Find out more

The University’s Risky Cities project draws on Hull’s long history of living with water to build flood resilience today and for the future

Find out more

Funding

Doctoral scholars appointed to interdisciplinary projects within the Centre for Water Cultures will be supported by PhD scholarships, funded for 48 months. These cover fees at the UK rate, a maintenance grant of £15609 per year, and a generous research and training support grant.

We expect to support at least 5, and up to 8, doctoral scholars to join the Centre for Water Cultures in September 2021. Further projects will be advertised in future years.

Entry requirements

We welcome applications for this funded 4-year PhD studentship, to start in September 2021.

A background in History, Geography or Archaeology would be preferred. You should have a good first degree (at least a 2:1 Honours degree, or international equivalent) in a relevant subject.

International applicants

The Centre for Water Cultures welcomes applications from international candidates.

While the Leverhulme Trust funds fees at the UK rate, we are able to offer a limited number of international fee waivers to support EU and international applicants. These are likely to be attached to no more than 30% of our scholarships.

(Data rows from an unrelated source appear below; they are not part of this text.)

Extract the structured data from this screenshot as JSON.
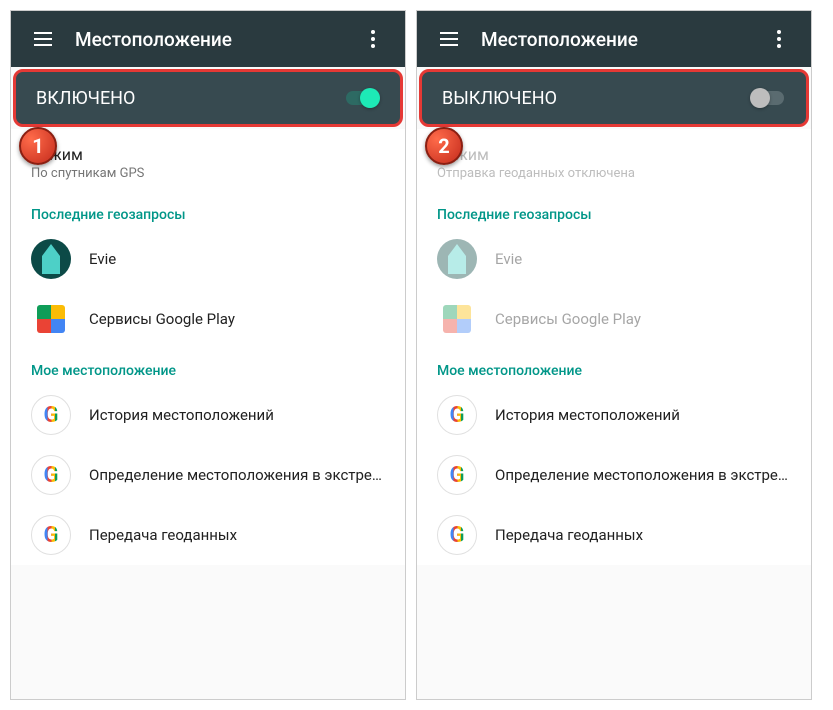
{
  "screens": [
    {
      "badge": "1",
      "appbar_title": "Местоположение",
      "toggle_label": "ВКЛЮЧЕНО",
      "toggle_on": true,
      "mode_title": "Режим",
      "mode_sub": "По спутникам GPS",
      "mode_disabled": false,
      "section_requests": "Последние геозапросы",
      "apps": [
        {
          "icon": "evie",
          "label": "Evie",
          "disabled": false
        },
        {
          "icon": "play",
          "label": "Сервисы Google Play",
          "disabled": false
        }
      ],
      "section_mylocation": "Мое местоположение",
      "services": [
        {
          "icon": "google",
          "label": "История местоположений"
        },
        {
          "icon": "google",
          "label": "Определение местоположения в экстрен.."
        },
        {
          "icon": "google",
          "label": "Передача геоданных"
        }
      ]
    },
    {
      "badge": "2",
      "appbar_title": "Местоположение",
      "toggle_label": "ВЫКЛЮЧЕНО",
      "toggle_on": false,
      "mode_title": "Режим",
      "mode_sub": "Отправка геоданных отключена",
      "mode_disabled": true,
      "section_requests": "Последние геозапросы",
      "apps": [
        {
          "icon": "evie",
          "label": "Evie",
          "disabled": true
        },
        {
          "icon": "play",
          "label": "Сервисы Google Play",
          "disabled": true
        }
      ],
      "section_mylocation": "Мое местоположение",
      "services": [
        {
          "icon": "google",
          "label": "История местоположений"
        },
        {
          "icon": "google",
          "label": "Определение местоположения в экстрен.."
        },
        {
          "icon": "google",
          "label": "Передача геоданных"
        }
      ]
    }
  ]
}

How to apply

Please follow the instructions on how to apply carefully as otherwise your application may not be considered.

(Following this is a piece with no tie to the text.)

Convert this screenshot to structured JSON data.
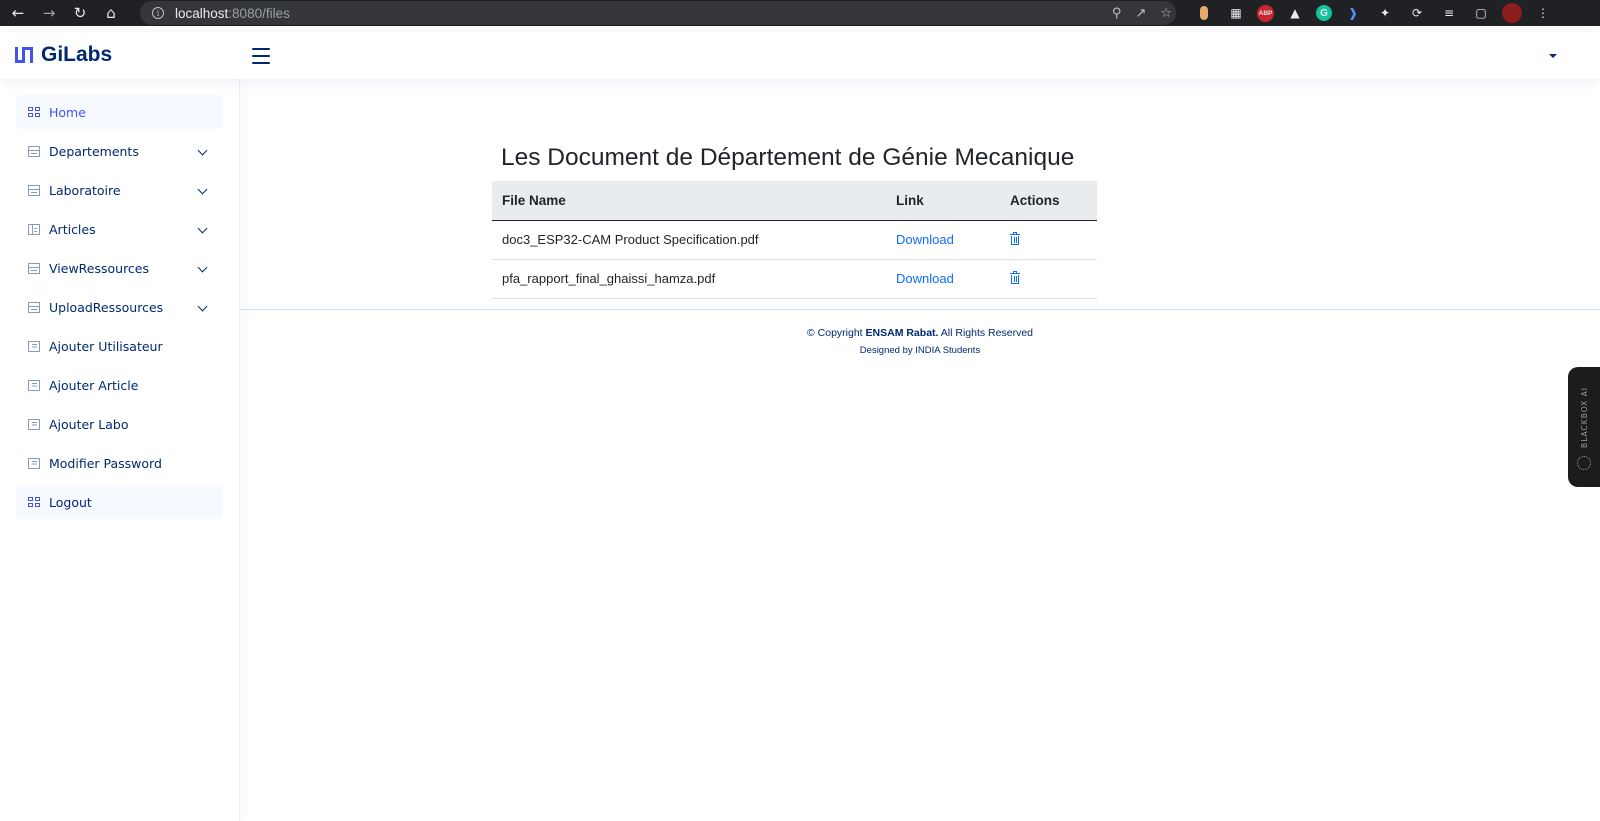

Apply for the project Living on the Edge: Surviving and thriving in the Holocene Humberhead Levels.

You will need to provide the following supporting documents:

  1. CV of no more than 2 pages (Arial, minimum font 11 point, margins 2.54cm).
  2. Transcripts. (A transcript is proof of education. It is a detailed record of all the subjects you have studied with your scores in the form of marks or grades given by your institution of study.)
  3. Personal Statement: Please provide a personal statement, of no more than 800 words (Arial, minimum font 11 point, margins 2.54cm), outlining: (i) what motivates you to pursue PhD study; (ii) why you are interested in your chosen project; (iii) your research experience, including how your skill set matches the requirements for your choice of project and/or any additional training you will need; and (iv) the wider significance of research in this area and potential future research directions for the project.
  4. English Language qualifications where required. For more information, see our PG admissions page.